Activity: Every entry must be given again exactly as it is written.

[Opening Provided records section]

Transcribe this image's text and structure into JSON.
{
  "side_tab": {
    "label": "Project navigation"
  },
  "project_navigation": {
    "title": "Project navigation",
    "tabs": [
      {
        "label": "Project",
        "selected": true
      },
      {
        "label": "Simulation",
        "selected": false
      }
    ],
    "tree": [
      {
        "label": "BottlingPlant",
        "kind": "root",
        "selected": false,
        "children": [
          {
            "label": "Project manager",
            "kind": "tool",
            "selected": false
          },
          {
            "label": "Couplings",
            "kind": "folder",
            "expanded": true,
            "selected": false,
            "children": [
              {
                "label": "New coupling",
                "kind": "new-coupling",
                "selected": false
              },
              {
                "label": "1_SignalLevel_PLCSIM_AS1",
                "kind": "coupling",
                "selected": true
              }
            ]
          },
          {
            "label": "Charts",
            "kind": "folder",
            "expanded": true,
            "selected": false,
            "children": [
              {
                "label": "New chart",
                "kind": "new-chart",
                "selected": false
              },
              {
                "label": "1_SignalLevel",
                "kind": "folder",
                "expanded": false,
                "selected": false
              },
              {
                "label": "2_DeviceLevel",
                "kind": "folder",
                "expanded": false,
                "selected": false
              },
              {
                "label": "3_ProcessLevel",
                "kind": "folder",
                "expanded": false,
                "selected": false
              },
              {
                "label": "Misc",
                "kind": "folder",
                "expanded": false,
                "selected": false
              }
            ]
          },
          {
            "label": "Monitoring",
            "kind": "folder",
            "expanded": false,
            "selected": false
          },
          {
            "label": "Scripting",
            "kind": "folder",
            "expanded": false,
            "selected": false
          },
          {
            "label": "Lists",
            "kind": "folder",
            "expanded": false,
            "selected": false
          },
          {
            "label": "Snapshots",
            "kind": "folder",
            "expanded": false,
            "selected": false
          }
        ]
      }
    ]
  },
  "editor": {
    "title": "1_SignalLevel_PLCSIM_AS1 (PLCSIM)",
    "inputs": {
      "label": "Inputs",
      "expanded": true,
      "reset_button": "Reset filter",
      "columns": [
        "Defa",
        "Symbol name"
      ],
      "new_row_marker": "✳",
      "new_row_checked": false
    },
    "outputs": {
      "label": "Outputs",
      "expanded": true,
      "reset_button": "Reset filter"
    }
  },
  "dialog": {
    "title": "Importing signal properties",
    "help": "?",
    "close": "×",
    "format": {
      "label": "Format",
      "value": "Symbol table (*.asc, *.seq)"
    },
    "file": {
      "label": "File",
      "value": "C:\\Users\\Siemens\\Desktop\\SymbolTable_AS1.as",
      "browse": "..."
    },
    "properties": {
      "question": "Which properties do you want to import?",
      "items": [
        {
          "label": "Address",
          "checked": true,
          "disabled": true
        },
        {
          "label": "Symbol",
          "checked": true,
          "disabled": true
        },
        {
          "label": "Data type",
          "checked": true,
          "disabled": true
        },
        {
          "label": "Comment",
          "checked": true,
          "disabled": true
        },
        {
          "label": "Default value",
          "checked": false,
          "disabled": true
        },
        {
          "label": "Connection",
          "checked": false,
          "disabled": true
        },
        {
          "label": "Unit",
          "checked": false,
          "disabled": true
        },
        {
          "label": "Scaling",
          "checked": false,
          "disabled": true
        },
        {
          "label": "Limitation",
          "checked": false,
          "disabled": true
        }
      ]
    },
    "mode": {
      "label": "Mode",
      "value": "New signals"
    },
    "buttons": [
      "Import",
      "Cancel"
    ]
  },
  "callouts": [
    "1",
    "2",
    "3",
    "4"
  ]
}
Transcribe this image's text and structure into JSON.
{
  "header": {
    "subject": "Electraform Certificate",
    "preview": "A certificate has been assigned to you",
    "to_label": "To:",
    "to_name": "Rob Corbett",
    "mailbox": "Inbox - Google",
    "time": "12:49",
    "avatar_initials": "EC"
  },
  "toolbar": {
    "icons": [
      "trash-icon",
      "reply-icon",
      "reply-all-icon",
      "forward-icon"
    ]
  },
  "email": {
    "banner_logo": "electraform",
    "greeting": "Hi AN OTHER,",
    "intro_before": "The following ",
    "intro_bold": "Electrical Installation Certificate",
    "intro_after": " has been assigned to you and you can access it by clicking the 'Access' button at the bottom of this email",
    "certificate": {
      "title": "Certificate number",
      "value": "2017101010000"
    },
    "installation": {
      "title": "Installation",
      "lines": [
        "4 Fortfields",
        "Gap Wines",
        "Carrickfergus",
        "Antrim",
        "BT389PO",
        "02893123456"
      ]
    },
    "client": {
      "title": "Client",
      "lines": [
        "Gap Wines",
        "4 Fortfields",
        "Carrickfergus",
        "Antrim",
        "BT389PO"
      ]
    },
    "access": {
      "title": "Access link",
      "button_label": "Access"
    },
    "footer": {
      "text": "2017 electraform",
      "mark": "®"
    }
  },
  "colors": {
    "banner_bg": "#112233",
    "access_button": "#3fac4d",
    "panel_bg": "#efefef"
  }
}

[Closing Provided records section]

Finished task:
Transcribe this image's text and structure into JSON.
{
  "side_tab": {
    "label": "Project navigation"
  },
  "project_navigation": {
    "title": "Project navigation",
    "tabs": [
      {
        "label": "Project",
        "selected": true
      },
      {
        "label": "Simulation",
        "selected": false
      }
    ],
    "tree": [
      {
        "label": "BottlingPlant",
        "kind": "root",
        "selected": false,
        "children": [
          {
            "label": "Project manager",
            "kind": "tool",
            "selected": false
          },
          {
            "label": "Couplings",
            "kind": "folder",
            "expanded": true,
            "selected": false,
            "children": [
              {
                "label": "New coupling",
                "kind": "new-coupling",
                "selected": false
              },
              {
                "label": "1_SignalLevel_PLCSIM_AS1",
                "kind": "coupling",
                "selected": true
              }
            ]
          },
          {
            "label": "Charts",
            "kind": "folder",
            "expanded": true,
            "selected": false,
            "children": [
              {
                "label": "New chart",
                "kind": "new-chart",
                "selected": false
              },
              {
                "label": "1_SignalLevel",
                "kind": "folder",
                "expanded": false,
                "selected": false
              },
              {
                "label": "2_DeviceLevel",
                "kind": "folder",
                "expanded": false,
                "selected": false
              },
              {
                "label": "3_ProcessLevel",
                "kind": "folder",
                "expanded": false,
                "selected": false
              },
              {
                "label": "Misc",
                "kind": "folder",
                "expanded": false,
                "selected": false
              }
            ]
          },
          {
            "label": "Monitoring",
            "kind": "folder",
            "expanded": false,
            "selected": false
          },
          {
            "label": "Scripting",
            "kind": "folder",
            "expanded": false,
            "selected": false
          },
          {
            "label": "Lists",
            "kind": "folder",
            "expanded": false,
            "selected": false
          },
          {
            "label": "Snapshots",
            "kind": "folder",
            "expanded": false,
            "selected": false
          }
        ]
      }
    ]
  },
  "editor": {
    "title": "1_SignalLevel_PLCSIM_AS1 (PLCSIM)",
    "inputs": {
      "label": "Inputs",
      "expanded": true,
      "reset_button": "Reset filter",
      "columns": [
        "Defa",
        "Symbol name"
      ],
      "new_row_marker": "✳",
      "new_row_checked": false
    },
    "outputs": {
      "label": "Outputs",
      "expanded": true,
      "reset_button": "Reset filter"
    }
  },
  "dialog": {
    "title": "Importing signal properties",
    "help": "?",
    "close": "×",
    "format": {
      "label": "Format",
      "value": "Symbol table (*.asc, *.seq)"
    },
    "file": {
      "label": "File",
      "value": "C:\\Users\\Siemens\\Desktop\\SymbolTable_AS1.as",
      "browse": "..."
    },
    "properties": {
      "question": "Which properties do you want to import?",
      "items": [
        {
          "label": "Address",
          "checked": true,
          "disabled": true
        },
        {
          "label": "Symbol",
          "checked": true,
          "disabled": true
        },
        {
          "label": "Data type",
          "checked": true,
          "disabled": true
        },
        {
          "label": "Comment",
          "checked": true,
          "disabled": true
        },
        {
          "label": "Default value",
          "checked": false,
          "disabled": true
        },
        {
          "label": "Connection",
          "checked": false,
          "disabled": true
        },
        {
          "label": "Unit",
          "checked": false,
          "disabled": true
        },
        {
          "label": "Scaling",
          "checked": false,
          "disabled": true
        },
        {
          "label": "Limitation",
          "checked": false,
          "disabled": true
        }
      ]
    },
    "mode": {
      "label": "Mode",
      "value": "New signals"
    },
    "buttons": [
      "Import",
      "Cancel"
    ]
  },
  "callouts": [
    "1",
    "2",
    "3",
    "4"
  ]
}
Transcribe this image's text and structure into JSON.
{
  "header": {
    "subject": "Electraform Certificate",
    "preview": "A certificate has been assigned to you",
    "to_label": "To:",
    "to_name": "Rob Corbett",
    "mailbox": "Inbox - Google",
    "time": "12:49",
    "avatar_initials": "EC"
  },
  "toolbar": {
    "icons": [
      "trash-icon",
      "reply-icon",
      "reply-all-icon",
      "forward-icon"
    ]
  },
  "email": {
    "banner_logo": "electraform",
    "greeting": "Hi AN OTHER,",
    "intro_before": "The following ",
    "intro_bold": "Electrical Installation Certificate",
    "intro_after": " has been assigned to you and you can access it by clicking the 'Access' button at the bottom of this email",
    "certificate": {
      "title": "Certificate number",
      "value": "2017101010000"
    },
    "installation": {
      "title": "Installation",
      "lines": [
        "4 Fortfields",
        "Gap Wines",
        "Carrickfergus",
        "Antrim",
        "BT389PO",
        "02893123456"
      ]
    },
    "client": {
      "title": "Client",
      "lines": [
        "Gap Wines",
        "4 Fortfields",
        "Carrickfergus",
        "Antrim",
        "BT389PO"
      ]
    },
    "access": {
      "title": "Access link",
      "button_label": "Access"
    },
    "footer": {
      "text": "2017 electraform",
      "mark": "®"
    }
  },
  "colors": {
    "banner_bg": "#112233",
    "access_button": "#3fac4d",
    "panel_bg": "#efefef"
  }
}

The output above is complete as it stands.